At a national level, it’s even harder to accept this as a referendum on 10 months of the Obama administration. Dems easily defended a seat in California and, perhaps more tellingly picked up a House seat in New York that’s been held by Republicans for nearly 100 years. That last one is thanks mostly to prominent GOP members boosting an ultra-conservative who promised to take his marching orders from an acknowledged sociopath fundamentally turned off a lot of voters in a traditionally moderate Republican district. The loss of Dave Hoffman in New York and the way Tim Pawlenty is sprinting to the right in preparation for a 2012 presidential run suggests that centrists in the GOP are in trouble –  Charlie Crist, I’m looking at you. And if this keeps up, it’s Republicans, more than Democrats who run the distinct risk of finding themselves largely out of touch with a lot of American independents come mid-term elections next year.

Landfall in Florida? Not if Charlie Crist and his good buddy God have anything to say about it.

Landfall in Florida? Not if Charlie Crist and his good buddy God have anything to say about it.

We find ourselves at a crossroads in American politics today, where we have to choose between two kinds of politicians. One sort, epitomized by Minnesota Congresswoman Michelle Bachmann, waits patiently in quiet deference for God to start holding up cue cards and then acts according to His divine will.

Which is all well and good, I suppose. But wouldn’t you rather vote for a dynamic, aggressive politico who brooks no sass from anyone, up to and including the Lord Almighty? That’s the sort of elected official Charlie Crist is. Need proof? How about this – when Charlie Crist tells God to keep them hurricanes out of Florida, then those motherfuckin’ hurricanes stay the hell out of Florida.

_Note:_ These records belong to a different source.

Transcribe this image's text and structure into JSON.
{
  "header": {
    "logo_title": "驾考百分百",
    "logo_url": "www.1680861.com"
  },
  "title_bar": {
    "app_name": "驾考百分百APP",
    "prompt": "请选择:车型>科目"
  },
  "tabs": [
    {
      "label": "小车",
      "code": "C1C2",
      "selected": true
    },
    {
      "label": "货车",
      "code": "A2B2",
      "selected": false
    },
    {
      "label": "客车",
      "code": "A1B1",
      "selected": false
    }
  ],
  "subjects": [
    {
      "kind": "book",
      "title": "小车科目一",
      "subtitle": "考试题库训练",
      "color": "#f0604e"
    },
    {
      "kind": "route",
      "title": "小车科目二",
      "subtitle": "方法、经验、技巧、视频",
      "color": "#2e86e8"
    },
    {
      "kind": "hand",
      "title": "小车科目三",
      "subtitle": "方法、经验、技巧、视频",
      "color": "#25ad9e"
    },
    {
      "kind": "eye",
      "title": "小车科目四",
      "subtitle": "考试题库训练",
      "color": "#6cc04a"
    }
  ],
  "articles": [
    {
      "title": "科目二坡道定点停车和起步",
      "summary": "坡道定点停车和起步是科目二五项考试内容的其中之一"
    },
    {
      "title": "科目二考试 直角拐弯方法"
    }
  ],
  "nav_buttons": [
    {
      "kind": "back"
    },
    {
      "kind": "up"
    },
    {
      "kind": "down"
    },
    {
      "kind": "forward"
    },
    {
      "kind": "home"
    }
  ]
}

The only question now is, who do you want running your country –  a fundamentalist Christian who can’t take a shit without the say so from the Man Upstairs, or a fundamentalist Christian who single handedly defends his entire state from the ravages of tropical storms by telling God how the fuck it is going to be?